## TASK DIRECTIONS:
From the listing below, pull each line that includes "تحديث".

::: RECORDS SUPPLIED

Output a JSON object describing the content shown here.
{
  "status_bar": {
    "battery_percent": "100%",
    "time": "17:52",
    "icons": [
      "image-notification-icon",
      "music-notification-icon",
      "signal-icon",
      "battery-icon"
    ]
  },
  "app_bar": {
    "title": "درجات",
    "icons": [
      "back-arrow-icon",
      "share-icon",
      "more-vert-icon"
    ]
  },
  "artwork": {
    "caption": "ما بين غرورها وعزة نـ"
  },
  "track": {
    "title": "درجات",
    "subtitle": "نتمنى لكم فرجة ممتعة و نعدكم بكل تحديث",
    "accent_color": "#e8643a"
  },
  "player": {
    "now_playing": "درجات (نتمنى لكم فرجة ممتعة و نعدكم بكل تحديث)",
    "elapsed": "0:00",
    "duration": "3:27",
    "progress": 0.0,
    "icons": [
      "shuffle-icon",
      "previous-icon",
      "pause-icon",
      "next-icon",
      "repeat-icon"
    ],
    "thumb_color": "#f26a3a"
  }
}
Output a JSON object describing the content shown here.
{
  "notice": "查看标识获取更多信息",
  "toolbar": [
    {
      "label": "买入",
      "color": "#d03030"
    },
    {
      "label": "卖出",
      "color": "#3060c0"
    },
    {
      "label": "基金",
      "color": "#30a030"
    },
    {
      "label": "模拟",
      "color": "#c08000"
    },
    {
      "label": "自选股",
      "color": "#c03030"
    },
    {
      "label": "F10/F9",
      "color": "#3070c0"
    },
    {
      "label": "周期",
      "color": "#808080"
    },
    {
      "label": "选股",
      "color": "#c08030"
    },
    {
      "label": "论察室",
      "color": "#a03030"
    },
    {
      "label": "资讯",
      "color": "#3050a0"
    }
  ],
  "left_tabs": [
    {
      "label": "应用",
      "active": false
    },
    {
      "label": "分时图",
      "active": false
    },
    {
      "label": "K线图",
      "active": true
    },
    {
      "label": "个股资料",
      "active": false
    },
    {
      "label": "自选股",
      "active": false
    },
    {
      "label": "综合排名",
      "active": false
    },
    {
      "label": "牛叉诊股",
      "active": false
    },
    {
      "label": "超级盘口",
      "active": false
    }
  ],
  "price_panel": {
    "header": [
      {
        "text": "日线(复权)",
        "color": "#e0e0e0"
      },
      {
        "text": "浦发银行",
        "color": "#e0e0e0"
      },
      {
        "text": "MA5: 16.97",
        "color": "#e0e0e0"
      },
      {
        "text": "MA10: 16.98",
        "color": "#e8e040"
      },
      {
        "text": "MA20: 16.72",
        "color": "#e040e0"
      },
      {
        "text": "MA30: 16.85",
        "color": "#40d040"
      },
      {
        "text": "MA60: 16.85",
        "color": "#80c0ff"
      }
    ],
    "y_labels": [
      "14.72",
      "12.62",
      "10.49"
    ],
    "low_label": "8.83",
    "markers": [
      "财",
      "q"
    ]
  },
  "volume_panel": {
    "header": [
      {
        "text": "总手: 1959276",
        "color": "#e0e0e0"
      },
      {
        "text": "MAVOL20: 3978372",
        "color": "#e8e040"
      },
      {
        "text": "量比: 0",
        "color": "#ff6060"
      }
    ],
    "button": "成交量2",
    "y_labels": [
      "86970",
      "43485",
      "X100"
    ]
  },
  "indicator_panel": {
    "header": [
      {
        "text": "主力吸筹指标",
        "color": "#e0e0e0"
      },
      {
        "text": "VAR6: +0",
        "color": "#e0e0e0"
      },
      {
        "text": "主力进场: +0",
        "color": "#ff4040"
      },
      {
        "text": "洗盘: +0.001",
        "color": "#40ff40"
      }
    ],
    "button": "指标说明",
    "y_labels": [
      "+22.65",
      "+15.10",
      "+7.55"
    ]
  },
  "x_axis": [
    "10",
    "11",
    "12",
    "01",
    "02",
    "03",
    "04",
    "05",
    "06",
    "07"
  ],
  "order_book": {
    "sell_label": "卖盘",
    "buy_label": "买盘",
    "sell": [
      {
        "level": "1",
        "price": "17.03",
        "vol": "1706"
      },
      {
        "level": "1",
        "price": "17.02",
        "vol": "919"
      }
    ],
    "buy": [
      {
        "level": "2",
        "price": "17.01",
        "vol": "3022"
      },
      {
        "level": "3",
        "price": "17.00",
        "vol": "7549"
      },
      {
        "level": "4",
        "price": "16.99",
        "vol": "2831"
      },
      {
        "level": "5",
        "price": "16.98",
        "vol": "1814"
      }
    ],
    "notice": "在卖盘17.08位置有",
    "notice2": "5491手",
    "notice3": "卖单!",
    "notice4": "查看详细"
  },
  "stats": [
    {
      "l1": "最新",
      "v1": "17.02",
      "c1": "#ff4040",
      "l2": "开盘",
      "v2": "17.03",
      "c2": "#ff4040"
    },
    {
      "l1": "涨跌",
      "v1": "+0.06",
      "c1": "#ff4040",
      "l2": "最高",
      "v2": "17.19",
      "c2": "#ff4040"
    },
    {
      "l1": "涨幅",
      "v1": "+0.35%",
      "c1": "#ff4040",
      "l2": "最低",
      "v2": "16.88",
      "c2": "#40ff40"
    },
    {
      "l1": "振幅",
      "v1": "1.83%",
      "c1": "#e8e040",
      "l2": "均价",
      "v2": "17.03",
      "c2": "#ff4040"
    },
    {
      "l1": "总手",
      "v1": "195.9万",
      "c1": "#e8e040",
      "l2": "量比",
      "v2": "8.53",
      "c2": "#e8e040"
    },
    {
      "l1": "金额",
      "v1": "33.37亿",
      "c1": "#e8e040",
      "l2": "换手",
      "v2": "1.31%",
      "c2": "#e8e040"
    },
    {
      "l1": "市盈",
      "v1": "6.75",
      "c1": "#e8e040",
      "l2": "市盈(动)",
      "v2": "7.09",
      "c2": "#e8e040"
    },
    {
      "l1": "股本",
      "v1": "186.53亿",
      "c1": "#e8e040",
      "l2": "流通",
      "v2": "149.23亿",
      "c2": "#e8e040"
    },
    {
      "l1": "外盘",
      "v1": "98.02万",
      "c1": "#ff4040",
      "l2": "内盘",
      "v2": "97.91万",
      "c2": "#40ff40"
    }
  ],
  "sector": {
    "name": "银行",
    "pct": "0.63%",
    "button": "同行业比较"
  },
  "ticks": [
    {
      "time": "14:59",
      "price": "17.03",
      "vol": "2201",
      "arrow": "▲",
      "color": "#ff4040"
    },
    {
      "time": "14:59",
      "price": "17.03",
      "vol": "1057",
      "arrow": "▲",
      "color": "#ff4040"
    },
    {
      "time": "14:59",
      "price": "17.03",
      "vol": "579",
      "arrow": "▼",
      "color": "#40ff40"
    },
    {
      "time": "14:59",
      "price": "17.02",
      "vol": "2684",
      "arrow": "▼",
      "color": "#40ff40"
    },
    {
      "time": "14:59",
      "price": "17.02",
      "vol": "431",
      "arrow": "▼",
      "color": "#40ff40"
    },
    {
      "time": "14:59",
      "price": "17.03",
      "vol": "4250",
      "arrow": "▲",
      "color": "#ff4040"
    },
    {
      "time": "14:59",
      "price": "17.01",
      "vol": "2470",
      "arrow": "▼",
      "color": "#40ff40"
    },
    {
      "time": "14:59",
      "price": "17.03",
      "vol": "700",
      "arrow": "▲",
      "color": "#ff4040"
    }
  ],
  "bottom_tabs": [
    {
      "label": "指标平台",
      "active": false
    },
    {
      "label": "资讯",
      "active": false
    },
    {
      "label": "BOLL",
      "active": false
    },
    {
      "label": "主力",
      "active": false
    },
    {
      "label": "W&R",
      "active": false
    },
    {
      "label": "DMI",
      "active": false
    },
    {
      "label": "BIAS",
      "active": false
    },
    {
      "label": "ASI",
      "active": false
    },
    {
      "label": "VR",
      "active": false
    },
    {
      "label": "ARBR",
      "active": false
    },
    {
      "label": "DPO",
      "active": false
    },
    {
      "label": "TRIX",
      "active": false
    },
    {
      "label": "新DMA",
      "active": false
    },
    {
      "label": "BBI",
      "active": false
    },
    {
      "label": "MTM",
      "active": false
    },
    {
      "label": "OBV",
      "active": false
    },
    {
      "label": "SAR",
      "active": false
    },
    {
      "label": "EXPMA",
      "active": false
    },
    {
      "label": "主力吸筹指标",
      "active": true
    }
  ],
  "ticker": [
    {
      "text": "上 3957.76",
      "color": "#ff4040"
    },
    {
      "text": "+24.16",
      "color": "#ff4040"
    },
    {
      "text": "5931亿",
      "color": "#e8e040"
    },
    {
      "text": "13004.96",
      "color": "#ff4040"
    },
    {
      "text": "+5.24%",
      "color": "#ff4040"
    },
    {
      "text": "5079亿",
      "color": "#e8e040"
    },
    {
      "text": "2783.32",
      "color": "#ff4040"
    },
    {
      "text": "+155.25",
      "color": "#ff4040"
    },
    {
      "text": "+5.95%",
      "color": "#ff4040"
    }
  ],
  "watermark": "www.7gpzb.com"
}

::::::

## WRITTEN RESPONSE:
    "subtitle": "نتمنى لكم فرجة ممتعة و نعدكم بكل تحديث",
    "now_playing": "درجات (نتمنى لكم فرجة ممتعة و نعدكم بكل تحديث)",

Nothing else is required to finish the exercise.